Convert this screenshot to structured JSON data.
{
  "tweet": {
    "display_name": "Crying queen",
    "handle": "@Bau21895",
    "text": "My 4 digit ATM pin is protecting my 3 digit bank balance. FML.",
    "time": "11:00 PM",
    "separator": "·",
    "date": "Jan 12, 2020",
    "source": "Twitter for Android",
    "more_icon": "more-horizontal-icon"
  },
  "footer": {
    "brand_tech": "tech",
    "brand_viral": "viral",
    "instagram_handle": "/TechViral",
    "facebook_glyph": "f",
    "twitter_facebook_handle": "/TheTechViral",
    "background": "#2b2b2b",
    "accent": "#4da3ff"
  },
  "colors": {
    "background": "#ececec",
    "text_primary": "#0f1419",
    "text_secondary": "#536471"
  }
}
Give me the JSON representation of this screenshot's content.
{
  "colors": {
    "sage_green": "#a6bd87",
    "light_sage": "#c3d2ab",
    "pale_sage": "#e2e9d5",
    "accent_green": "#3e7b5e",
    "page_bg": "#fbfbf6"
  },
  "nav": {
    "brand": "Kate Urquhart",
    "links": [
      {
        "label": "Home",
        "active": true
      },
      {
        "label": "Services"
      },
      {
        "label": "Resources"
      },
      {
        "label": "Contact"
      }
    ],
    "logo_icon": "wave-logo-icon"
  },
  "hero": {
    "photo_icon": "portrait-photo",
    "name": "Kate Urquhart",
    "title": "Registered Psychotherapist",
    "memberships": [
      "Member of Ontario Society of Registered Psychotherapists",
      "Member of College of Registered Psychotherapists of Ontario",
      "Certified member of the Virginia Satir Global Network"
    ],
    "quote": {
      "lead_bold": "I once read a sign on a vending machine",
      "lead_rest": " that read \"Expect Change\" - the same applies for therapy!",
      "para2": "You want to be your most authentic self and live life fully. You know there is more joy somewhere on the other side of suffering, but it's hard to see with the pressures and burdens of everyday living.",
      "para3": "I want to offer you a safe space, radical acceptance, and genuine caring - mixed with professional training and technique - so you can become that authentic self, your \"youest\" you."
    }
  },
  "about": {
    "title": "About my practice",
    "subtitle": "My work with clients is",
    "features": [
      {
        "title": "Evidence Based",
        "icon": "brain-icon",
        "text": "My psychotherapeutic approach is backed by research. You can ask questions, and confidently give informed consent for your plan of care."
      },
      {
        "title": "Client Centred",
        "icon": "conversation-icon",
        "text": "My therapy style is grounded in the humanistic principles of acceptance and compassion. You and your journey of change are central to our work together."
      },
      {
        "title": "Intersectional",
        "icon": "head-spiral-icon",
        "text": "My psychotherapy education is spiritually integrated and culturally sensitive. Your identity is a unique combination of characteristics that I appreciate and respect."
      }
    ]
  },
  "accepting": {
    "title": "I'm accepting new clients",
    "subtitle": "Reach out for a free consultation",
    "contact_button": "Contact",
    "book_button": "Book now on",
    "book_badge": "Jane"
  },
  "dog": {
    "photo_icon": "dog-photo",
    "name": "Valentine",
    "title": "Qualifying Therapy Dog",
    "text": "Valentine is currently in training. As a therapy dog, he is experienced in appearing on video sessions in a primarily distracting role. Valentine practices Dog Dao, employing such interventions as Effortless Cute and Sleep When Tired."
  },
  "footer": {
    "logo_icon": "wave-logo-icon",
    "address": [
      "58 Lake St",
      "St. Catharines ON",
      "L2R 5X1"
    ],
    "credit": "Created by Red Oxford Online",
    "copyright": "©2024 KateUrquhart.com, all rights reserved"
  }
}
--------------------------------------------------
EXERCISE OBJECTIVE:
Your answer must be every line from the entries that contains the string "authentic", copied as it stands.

EXPECTED ANSWER:
      "para2": "You want to be your most authentic self and live life fully. You know there is more joy somewhere on the other side of suffering, but it's hard to see with the pressures and burdens of everyday living.",
      "para3": "I want to offer you a safe space, radical acceptance, and genuine caring - mixed with professional training and technique - so you can become that authentic self, your \"youest\" you."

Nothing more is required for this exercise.